October 7, 2022

Pull plug on “unresponsive” patients, says Australian committee

Leaked report makes radical suggestion

An
Australian government ethics committee will recommend that people let their
“unresponsive” loved ones die if medical treatment is costly and futile, according
to a Queensland newspaper which has sighted a leaked draft of the report. The
proposed guidelines from the Australian Health Ethics Committee are intended to
educate the community about how long to persevere with “burdensome” treatment.
It will advise relatives and doctors to withdraw treatment such as tube-feeding
from comatose or brain-dead patients if the procedures are “risky, intrusive,
destructive, exhausting, painful or repugnant” and if the cost outweighs the
benefit or success.

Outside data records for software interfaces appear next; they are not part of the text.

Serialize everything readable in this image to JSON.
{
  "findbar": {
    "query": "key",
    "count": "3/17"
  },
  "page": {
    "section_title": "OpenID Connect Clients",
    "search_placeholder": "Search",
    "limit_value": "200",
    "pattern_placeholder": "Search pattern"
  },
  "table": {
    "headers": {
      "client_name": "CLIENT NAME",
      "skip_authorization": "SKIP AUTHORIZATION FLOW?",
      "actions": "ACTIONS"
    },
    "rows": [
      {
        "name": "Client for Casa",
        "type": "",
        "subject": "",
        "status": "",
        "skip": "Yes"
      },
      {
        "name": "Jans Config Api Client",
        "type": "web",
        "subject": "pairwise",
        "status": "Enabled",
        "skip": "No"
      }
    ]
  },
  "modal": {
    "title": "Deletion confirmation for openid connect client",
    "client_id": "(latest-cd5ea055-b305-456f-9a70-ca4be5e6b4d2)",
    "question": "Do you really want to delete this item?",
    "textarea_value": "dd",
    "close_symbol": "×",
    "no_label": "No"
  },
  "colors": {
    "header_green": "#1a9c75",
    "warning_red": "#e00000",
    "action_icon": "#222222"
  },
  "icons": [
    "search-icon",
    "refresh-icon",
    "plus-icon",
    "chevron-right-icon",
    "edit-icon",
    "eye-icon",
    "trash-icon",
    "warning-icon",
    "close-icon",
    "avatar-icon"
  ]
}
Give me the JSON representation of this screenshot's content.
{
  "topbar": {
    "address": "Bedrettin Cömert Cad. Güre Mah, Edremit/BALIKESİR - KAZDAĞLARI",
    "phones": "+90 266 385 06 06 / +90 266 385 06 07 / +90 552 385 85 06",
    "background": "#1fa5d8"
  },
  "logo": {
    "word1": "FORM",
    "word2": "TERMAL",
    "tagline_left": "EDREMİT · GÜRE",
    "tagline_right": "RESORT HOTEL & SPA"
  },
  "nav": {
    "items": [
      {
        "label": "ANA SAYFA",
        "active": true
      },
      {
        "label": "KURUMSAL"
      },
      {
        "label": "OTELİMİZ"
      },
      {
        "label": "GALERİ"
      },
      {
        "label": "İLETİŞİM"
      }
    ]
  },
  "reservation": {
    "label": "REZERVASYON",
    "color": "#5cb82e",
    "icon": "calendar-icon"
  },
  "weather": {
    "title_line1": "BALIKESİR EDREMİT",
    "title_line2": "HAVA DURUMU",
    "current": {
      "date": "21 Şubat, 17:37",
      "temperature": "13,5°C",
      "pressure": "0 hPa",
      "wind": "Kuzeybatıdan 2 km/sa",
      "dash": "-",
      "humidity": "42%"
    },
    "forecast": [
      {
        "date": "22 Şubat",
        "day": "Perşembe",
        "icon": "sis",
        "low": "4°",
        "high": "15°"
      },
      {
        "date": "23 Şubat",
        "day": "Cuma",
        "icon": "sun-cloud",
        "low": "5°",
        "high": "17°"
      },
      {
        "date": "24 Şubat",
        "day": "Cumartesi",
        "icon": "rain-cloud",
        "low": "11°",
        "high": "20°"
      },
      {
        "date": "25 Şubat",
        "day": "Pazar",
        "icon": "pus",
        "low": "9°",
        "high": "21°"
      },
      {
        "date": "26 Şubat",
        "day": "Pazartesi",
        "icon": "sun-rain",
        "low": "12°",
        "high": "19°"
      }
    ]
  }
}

Since this
is only a straw in the wind, it is hard to know what to make of this policy.
However, the leak seems to indicate that the guidelines would have allowed the
feeding tubes of Terri Schiavo, the best known “unresponsive” patient of recent
times, to be removed. This approach to a minimally conscious patient was
enormously controversial in the US and could cause an uproar
in Australia, too. From what sketchy information has emerged, it seems that the
guidelines fail to distinguish adequately between the futility of a patient’s
treatment and the futility of their life. ~ Courier-Mail, May 26